**Exercise**. Keep each line of the material that includes "用户帐户控制", and leave out the rest.

Segment Start: The data

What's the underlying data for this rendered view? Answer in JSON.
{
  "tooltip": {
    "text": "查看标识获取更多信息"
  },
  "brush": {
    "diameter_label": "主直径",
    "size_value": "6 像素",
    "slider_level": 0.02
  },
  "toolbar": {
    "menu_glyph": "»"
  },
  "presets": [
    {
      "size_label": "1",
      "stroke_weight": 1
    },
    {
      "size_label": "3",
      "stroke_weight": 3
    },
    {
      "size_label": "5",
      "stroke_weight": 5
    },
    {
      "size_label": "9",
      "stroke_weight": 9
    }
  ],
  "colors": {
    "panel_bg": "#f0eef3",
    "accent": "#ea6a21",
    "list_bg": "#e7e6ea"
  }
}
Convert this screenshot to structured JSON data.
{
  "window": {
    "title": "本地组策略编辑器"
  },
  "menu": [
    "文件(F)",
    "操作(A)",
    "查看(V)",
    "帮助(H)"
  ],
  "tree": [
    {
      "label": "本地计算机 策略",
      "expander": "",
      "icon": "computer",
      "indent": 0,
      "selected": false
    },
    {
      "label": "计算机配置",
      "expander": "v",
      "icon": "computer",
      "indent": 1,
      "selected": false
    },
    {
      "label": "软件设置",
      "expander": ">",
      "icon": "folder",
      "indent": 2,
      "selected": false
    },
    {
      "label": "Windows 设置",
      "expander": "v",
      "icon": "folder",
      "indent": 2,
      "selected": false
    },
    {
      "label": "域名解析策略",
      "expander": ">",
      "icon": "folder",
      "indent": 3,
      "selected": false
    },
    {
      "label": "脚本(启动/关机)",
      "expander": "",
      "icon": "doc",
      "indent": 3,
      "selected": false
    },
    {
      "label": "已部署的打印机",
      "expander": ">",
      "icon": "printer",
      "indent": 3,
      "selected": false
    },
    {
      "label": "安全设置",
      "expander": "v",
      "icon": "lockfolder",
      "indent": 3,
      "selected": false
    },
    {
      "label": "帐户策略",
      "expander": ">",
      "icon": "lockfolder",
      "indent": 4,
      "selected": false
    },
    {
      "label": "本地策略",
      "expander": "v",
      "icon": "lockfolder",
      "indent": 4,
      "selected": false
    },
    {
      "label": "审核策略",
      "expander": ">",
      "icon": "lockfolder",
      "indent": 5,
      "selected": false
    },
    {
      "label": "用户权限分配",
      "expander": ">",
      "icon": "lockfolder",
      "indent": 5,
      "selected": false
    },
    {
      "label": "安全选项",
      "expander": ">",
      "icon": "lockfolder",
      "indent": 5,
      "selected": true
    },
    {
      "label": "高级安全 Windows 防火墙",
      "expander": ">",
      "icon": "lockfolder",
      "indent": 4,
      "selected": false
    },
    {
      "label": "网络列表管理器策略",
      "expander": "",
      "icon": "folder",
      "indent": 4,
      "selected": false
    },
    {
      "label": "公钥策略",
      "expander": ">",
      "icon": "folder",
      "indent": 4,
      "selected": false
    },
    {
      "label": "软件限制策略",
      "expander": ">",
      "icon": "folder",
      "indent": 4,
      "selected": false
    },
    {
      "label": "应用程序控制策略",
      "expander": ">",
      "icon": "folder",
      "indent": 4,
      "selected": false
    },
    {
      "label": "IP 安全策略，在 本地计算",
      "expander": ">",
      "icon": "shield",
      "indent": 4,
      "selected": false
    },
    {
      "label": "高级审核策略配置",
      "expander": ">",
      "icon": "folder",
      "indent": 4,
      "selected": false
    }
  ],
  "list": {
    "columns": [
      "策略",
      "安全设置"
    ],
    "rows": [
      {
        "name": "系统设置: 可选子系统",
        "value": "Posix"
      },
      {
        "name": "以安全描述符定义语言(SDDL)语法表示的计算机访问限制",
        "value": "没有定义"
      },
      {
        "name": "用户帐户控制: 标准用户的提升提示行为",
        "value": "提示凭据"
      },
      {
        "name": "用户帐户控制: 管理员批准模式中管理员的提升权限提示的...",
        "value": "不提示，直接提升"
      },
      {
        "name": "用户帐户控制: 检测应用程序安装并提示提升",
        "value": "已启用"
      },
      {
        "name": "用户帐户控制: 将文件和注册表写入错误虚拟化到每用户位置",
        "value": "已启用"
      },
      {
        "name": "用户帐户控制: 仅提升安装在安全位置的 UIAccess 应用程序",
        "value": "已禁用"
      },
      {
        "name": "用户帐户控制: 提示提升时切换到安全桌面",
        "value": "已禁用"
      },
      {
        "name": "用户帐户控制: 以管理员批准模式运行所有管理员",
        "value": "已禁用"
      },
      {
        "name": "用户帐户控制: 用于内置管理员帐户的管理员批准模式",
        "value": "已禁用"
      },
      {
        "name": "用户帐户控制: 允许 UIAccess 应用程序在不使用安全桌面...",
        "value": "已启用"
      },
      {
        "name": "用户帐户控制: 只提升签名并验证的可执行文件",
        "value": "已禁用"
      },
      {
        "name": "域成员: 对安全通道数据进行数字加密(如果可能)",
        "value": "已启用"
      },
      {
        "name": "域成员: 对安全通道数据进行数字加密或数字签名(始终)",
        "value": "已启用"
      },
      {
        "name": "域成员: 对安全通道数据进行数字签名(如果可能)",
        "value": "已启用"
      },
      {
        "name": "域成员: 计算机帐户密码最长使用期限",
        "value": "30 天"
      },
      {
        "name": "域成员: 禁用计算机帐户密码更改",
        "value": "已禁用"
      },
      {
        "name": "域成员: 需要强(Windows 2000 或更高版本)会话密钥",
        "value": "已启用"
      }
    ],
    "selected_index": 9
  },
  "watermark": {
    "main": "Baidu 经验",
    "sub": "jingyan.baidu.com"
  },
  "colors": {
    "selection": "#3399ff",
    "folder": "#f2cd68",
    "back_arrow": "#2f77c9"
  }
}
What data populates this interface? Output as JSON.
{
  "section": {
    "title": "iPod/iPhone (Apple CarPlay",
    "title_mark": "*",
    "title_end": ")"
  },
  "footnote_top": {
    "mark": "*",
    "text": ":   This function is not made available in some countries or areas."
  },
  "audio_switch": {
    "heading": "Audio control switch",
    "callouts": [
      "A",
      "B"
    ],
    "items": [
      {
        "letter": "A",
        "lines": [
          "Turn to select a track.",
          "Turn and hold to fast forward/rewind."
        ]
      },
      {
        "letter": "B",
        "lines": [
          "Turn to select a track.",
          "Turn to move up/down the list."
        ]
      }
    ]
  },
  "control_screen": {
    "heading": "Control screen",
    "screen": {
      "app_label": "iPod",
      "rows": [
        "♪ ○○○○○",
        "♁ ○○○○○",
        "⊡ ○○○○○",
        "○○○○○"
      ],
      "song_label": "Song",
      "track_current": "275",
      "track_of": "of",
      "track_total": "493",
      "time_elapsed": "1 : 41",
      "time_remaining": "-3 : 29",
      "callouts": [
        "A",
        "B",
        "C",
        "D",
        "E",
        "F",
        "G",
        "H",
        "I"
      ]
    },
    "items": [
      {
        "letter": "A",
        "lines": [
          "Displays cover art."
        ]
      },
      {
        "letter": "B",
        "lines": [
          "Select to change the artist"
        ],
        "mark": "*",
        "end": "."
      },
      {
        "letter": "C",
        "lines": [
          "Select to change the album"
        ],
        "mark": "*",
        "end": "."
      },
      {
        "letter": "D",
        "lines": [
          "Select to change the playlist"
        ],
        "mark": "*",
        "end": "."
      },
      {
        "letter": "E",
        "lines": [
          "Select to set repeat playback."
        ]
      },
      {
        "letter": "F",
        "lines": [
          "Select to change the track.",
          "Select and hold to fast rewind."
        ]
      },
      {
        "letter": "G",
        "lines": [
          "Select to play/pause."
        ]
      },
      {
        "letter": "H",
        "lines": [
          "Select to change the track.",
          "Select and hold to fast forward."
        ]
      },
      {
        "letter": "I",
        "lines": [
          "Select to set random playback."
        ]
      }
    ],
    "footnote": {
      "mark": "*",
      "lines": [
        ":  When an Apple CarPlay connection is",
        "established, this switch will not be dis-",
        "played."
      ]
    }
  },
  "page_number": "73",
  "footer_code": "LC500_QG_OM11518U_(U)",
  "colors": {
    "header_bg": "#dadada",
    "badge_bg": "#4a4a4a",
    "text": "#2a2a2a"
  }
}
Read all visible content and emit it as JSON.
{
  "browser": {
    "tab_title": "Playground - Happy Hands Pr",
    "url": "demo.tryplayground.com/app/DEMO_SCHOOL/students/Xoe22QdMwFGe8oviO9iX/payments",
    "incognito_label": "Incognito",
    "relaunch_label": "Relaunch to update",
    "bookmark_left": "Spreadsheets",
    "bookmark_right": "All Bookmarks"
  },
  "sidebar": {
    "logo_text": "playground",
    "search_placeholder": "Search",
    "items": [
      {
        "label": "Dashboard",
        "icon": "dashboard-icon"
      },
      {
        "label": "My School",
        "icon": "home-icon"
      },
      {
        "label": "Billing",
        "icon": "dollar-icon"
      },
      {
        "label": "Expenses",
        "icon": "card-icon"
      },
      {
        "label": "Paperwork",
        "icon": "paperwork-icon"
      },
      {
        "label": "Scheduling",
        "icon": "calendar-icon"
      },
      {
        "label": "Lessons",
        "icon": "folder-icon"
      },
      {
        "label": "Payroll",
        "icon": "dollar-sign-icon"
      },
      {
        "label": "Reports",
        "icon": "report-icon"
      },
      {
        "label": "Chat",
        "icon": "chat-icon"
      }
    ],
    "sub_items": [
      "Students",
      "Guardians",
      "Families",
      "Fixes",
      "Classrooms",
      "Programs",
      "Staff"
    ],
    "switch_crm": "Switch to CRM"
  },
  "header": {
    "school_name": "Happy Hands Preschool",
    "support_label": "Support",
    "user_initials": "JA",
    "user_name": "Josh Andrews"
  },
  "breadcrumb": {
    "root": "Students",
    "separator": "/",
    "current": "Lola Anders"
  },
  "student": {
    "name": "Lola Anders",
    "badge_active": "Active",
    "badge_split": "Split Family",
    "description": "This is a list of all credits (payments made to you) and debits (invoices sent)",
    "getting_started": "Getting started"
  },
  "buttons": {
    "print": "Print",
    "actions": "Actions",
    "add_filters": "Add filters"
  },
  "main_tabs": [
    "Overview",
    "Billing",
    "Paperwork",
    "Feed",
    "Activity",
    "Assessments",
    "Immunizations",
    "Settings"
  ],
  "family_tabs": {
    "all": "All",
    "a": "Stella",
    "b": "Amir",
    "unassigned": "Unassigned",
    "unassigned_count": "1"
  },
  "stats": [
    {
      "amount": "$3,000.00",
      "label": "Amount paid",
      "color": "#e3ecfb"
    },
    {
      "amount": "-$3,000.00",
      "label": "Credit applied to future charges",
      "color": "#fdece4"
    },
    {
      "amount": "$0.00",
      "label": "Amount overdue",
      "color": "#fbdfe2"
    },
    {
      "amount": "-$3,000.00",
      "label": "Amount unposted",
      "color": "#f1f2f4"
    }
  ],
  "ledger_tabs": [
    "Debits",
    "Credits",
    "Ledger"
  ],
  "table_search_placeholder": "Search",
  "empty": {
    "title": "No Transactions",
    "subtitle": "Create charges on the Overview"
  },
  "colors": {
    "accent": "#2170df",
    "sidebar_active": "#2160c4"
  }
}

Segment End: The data

**Finished exercise**.
        "name": "用户帐户控制: 标准用户的提升提示行为",
        "name": "用户帐户控制: 管理员批准模式中管理员的提升权限提示的...",
        "name": "用户帐户控制: 检测应用程序安装并提示提升",
        "name": "用户帐户控制: 将文件和注册表写入错误虚拟化到每用户位置",
        "name": "用户帐户控制: 仅提升安装在安全位置的 UIAccess 应用程序",
        "name": "用户帐户控制: 提示提升时切换到安全桌面",
        "name": "用户帐户控制: 以管理员批准模式运行所有管理员",
        "name": "用户帐户控制: 用于内置管理员帐户的管理员批准模式",
        "name": "用户帐户控制: 允许 UIAccess 应用程序在不使用安全桌面...",
        "name": "用户帐户控制: 只提升签名并验证的可执行文件",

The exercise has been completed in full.